__About this task__. The expected output is a copy of every line in the records with the string "icon".

*** Data supplied

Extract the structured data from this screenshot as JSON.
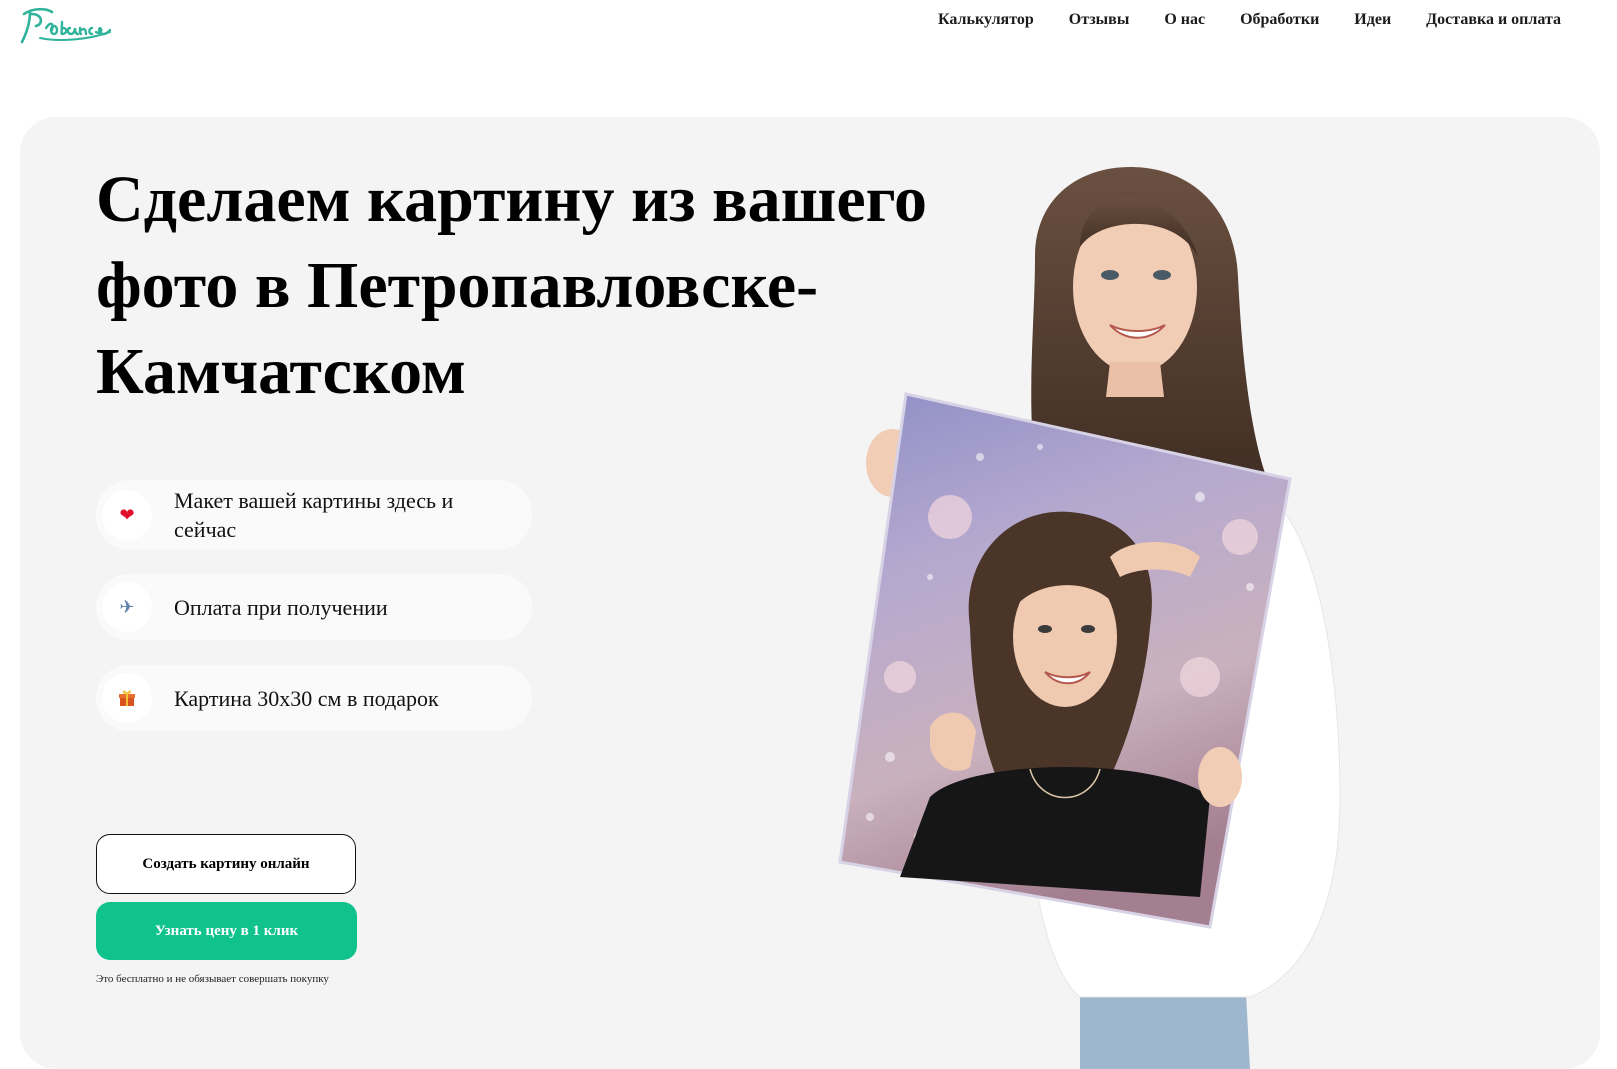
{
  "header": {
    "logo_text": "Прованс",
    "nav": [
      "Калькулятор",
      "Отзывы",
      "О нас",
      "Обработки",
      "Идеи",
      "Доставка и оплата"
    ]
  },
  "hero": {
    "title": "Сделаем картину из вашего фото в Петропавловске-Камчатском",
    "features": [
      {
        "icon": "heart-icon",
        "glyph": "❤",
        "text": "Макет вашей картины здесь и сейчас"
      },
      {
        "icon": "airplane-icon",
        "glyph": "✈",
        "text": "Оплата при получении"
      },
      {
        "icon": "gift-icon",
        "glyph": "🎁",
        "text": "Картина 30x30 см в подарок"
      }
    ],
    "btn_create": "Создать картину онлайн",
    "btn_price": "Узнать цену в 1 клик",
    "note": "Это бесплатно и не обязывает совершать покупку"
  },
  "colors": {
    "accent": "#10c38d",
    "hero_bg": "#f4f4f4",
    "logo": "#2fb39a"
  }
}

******

__Worked solution__.
        "icon": "heart-icon",
        "icon": "airplane-icon",
        "icon": "gift-icon",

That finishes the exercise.